- Working session — You’re working on something, and you suspect that some of the various people who come to THATCamp might be able to help you with it. You describe problems you want solved and questions you want answered, and strangers magically show up to hear about what you’re doing and to give you their perspective and advice. This is not an hour-long demo; you should come with specific questions or tasks you want to work on with others for most of the session.
- Aditi Shrikumar, Text Mining and the Digital Humanities, Great Lakes THATCamp 2010
- Kathleen Fitzpatrick, “how to transform something like CommentPress into a viable mode of open peer review,” THATCamp Southern California 2010
- Sherman Dorn, The Ill-formed Question, THATCamp Prime 2009
- Workshop — A traditional workshop session with an instructor who leads students through a short introduction to and hands-on exercise in a particular skill. (Note: the workshop series was formerly called “BootCamp,” a term we have now deprecated. Note too that as of January 2012 the Mellon fellowship program for THATCamps with workshops has ended.) Workshops may be arranged beforehand by the organizers or proposed by a participant who agrees to teach it.
- Kirrily Roberts, FreeBase workshop, THATCamp Bay Area 2010
- Bethany Nowviskie and Bill Turkel, Hacking Wearables and E-Textiles Workshop, Great Lakes THATCamp 2010.
- Aditi Muralidharan, Visualization workshop, THATCamp Bay Area 2010
- Note that some (even most) THATCamp organizers prefer to arrange workshop sessions ahead of time (see THATCamp New England’s workshop series, THATCamp Virginia’s workshops series, and THATCamp Southeast’s workshop series), but you can still volunteer to teach something at the last minute, or even put in a plea for someone else to teach something you’ve always wanted to learn (though if no teacher volunteers, it’s best to nix the session). That’s what’s great about THATCamp.
- Grab bag — Ah, miscellany. One of our favorite categories. Indefinable by definition. It’s astonishing how creative people can be when you give them permission; performances and games are welcome.

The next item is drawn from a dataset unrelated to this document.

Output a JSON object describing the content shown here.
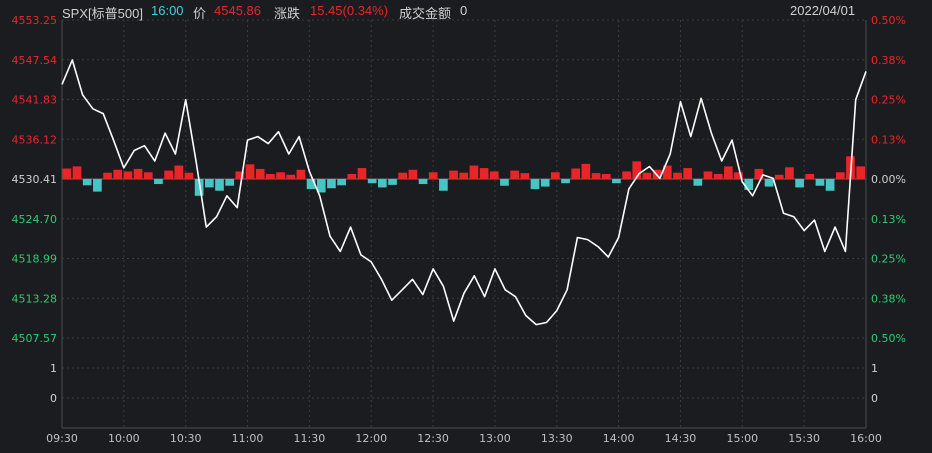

We also encourage organizers to leave a few empty time slots during the THATCamp so that attendees can propose new sessions during the THATCamp itself; if the organizers of your THATCamp have done this, they’ll tell you how to propose a session while your THATCamp is taking place. Sometimes, for instance, your discussion was going so well at the one hour fifteen minute mark that you hated to end it; if there’s a slot available, you should be able to propose “Training Robotic Ferrets: Part Two” as a session as soon as “Training Robotic Ferrets” ends.